By Justin Seward
April 18-24 is National Volunteer Week and communities are encouraged to find innovative ways to celebrate its volunteers amid the COVID-19 pandemic.
Communities are adapting this year by celebrating through online events and public displays such as music therapy gardens and gift baskets deliveries to volunteers’ homes to name a few.
“Now more than ever we need to recognize the contribution volunteers make to our communities,” said Karen Link, Volunteer Alberta’s executive director.
“From visiting with our neighbours, to helping at food banks, to picking up groceries and dropping off supplies—the power of many volunteers across Alberta has been transformational during the pandemic.”
This year’s theme is “The Value of One, The Power of Many” and reflects on the awe-inspiring acts of kindness my millions of individuals and magic that happens when everyone works together towards a common purpose.
“We encourage Canadians to join us on social media throughout the week – to share their stories, to thank their volunteers, to bring as many people into this conversation as possible – to tell us what “The Value of One, The Power of Many”means to them. I have also seen some really creative celebration ideas coming out of the communities and volunteer centres in Alberta,” said Alyson Olsheski, communications and membership manager for Volunteer Canada.
The 40-Mile Regional FCSS thinks this year’s theme recongizes individuals and collective support for friends, families, neighbours and strangers.
“We continue to encourage and support organizations and people that require volunteers or wish to volunteer,” said Corrina Roth-Beacome, 40-Mile Regional FCSS director.
“Volunteering in your community is a way to help it grow, stay strong and offer quality programs and services. It allows you to meet new people and build great supportive networks. Leveraging volunteer hours for grant funding opportunities allows for new infrastructure, programs, and services. Volunteerism keeps communities together.”
COVID-19 has changed the way organizations have offered volunteer support.
“Organizations have become very resourceful and creative in offering volunteer support to ensure the residents in the Forty Mile Region have quality activities and programs and an amazing community to call home,” said Roth-Beacome .

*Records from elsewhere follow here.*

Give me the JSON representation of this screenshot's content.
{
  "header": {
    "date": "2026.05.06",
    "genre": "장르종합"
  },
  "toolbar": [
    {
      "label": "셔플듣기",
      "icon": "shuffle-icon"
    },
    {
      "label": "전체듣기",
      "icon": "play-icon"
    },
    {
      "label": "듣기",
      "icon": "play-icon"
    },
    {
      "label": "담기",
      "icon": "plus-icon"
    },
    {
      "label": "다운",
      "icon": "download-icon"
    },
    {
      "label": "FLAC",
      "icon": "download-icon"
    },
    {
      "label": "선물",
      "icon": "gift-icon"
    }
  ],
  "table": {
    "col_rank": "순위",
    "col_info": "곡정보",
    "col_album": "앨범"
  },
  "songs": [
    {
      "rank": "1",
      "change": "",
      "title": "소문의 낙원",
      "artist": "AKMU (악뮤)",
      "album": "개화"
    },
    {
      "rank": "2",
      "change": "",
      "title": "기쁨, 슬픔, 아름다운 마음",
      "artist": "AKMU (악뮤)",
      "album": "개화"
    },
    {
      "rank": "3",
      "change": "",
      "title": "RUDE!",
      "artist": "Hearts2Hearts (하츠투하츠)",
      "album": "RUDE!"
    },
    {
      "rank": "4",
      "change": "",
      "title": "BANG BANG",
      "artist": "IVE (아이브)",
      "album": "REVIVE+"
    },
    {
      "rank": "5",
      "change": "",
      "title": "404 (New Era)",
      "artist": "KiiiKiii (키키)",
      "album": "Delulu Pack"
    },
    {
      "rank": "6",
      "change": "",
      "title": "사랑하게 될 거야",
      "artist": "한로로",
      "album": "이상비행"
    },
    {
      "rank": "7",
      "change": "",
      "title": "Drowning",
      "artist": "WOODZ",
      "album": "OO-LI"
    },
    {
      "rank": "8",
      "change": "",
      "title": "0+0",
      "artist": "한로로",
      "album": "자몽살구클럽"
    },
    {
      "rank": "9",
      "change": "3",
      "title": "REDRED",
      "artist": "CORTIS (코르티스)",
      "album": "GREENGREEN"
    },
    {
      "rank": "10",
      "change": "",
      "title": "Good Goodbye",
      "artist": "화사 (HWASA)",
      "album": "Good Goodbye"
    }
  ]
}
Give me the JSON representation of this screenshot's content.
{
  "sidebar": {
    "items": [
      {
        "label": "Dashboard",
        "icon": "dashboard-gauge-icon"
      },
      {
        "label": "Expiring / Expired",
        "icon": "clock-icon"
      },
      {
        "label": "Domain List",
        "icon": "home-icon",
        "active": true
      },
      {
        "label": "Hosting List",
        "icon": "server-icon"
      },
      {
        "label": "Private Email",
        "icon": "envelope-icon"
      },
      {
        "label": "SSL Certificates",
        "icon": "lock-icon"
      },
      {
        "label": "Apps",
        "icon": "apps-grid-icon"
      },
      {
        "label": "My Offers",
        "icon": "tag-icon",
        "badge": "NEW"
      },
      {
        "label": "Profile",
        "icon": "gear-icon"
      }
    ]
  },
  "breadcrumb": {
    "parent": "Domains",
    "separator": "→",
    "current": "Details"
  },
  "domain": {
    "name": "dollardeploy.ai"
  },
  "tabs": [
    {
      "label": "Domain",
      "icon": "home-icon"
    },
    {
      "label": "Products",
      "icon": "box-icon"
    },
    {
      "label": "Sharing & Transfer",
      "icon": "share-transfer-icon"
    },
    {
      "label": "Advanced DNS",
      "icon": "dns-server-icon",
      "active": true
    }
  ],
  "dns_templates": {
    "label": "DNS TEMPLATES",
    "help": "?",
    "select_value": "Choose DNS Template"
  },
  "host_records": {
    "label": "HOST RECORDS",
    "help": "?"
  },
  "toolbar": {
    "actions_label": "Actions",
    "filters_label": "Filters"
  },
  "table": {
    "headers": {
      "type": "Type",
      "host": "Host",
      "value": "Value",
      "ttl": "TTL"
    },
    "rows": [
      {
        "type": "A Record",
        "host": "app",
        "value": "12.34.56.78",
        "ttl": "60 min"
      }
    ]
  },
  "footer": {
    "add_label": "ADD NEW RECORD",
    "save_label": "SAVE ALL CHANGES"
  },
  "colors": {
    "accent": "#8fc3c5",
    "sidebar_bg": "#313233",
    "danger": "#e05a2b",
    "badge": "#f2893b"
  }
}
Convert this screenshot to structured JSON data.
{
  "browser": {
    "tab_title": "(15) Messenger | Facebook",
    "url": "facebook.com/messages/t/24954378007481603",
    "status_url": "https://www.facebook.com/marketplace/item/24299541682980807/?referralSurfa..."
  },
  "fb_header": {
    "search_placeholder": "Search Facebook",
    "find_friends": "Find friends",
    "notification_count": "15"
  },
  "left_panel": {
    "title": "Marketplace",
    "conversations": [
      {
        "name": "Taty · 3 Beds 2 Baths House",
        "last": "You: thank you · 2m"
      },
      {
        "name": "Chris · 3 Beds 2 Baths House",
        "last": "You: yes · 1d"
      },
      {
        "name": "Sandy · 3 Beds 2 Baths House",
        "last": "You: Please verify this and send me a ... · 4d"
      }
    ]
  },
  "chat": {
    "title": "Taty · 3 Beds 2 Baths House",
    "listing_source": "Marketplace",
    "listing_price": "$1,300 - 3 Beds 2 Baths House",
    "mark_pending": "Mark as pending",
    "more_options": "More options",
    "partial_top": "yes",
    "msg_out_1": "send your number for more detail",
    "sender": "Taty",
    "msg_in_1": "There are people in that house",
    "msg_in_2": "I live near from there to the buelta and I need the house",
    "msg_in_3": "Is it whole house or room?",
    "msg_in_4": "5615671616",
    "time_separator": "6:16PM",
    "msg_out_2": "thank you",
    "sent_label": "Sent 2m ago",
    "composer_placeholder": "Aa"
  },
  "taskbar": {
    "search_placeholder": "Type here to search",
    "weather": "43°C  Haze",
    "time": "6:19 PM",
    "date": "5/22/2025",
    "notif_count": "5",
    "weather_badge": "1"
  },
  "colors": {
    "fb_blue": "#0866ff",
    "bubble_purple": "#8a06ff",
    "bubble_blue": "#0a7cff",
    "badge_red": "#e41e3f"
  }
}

“Whether activities have moved to online, socially distanced or continue safely, face to face, volunteers remain the heart of our community.”
Medicine Hat-Cardston-Warner MP Glen Motz said volunteers are the backbone of our communities.
“It is impossible to put a value on the importance of volunteerism and the difference that volunteers make every day,” he said.
“… Over the past year we have learned to live our lives differently, and that includes how we volunteer. But more than ever, volunteers are making an impact. I want to personally take this opportunity to thank the volunteers of the constituency of Medicine Hat-Cardston-Warner for your faithfulness, dedication and adaptability in donating your time and abilities to make our communities a better place to live.”
More information on National Volunteer Week can be found at http://www.volunteer.ca.